-- SOURCE DATA follows --

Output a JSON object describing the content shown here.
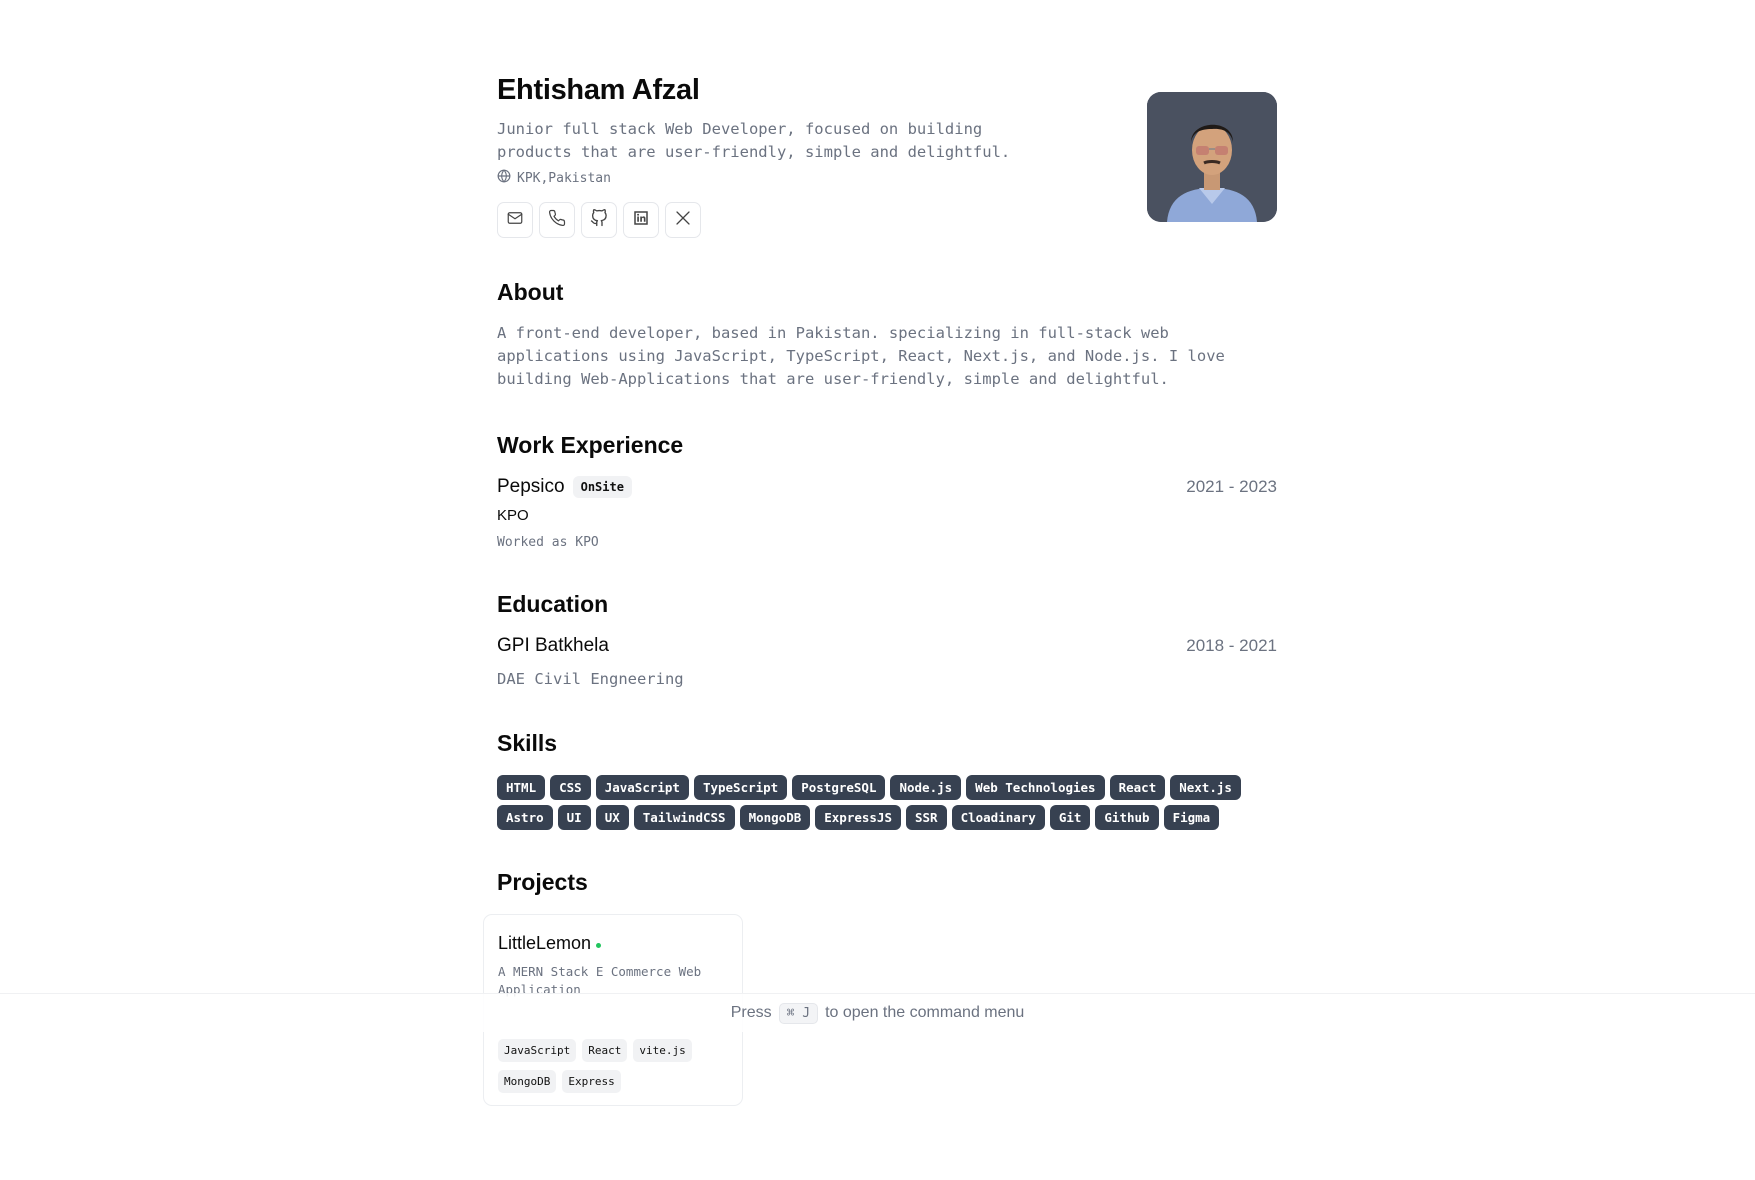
{
  "profile": {
    "name": "Ehtisham Afzal",
    "tagline": "Junior full stack Web Developer, focused on building products that are user-friendly, simple and delightful.",
    "location": "KPK,Pakistan",
    "contacts": [
      {
        "icon": "mail-icon"
      },
      {
        "icon": "phone-icon"
      },
      {
        "icon": "github-icon"
      },
      {
        "icon": "linkedin-icon"
      },
      {
        "icon": "x-icon"
      }
    ]
  },
  "about": {
    "title": "About",
    "text": "A front-end developer, based in Pakistan. specializing in full-stack web applications using JavaScript, TypeScript, React, Next.js, and Node.js. I love building Web-Applications that are user-friendly, simple and delightful."
  },
  "work": {
    "title": "Work Experience",
    "items": [
      {
        "company": "Pepsico",
        "badge": "OnSite",
        "dates": "2021 - 2023",
        "role": "KPO",
        "description": "Worked as KPO"
      }
    ]
  },
  "education": {
    "title": "Education",
    "items": [
      {
        "school": "GPI Batkhela",
        "dates": "2018 - 2021",
        "degree": "DAE Civil Engneering"
      }
    ]
  },
  "skills": {
    "title": "Skills",
    "items": [
      "HTML",
      "CSS",
      "JavaScript",
      "TypeScript",
      "PostgreSQL",
      "Node.js",
      "Web Technologies",
      "React",
      "Next.js",
      "Astro",
      "UI",
      "UX",
      "TailwindCSS",
      "MongoDB",
      "ExpressJS",
      "SSR",
      "Cloadinary",
      "Git",
      "Github",
      "Figma"
    ]
  },
  "projects": {
    "title": "Projects",
    "items": [
      {
        "title": "LittleLemon",
        "description": "A MERN Stack E Commerce Web Application",
        "tags": [
          "JavaScript",
          "React",
          "vite.js",
          "MongoDB",
          "Express"
        ]
      }
    ]
  },
  "command_bar": {
    "press": "Press",
    "shortcut": "⌘ J",
    "suffix": "to open the command menu"
  },
  "colors": {
    "skill_badge_bg": "#374151",
    "muted_text": "#6b7280",
    "status_dot": "#22c55e"
  }
}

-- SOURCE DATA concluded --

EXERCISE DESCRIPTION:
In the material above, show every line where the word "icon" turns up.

SOLVED EXERCISE:
        "icon": "mail-icon"
        "icon": "phone-icon"
        "icon": "github-icon"
        "icon": "linkedin-icon"
        "icon": "x-icon"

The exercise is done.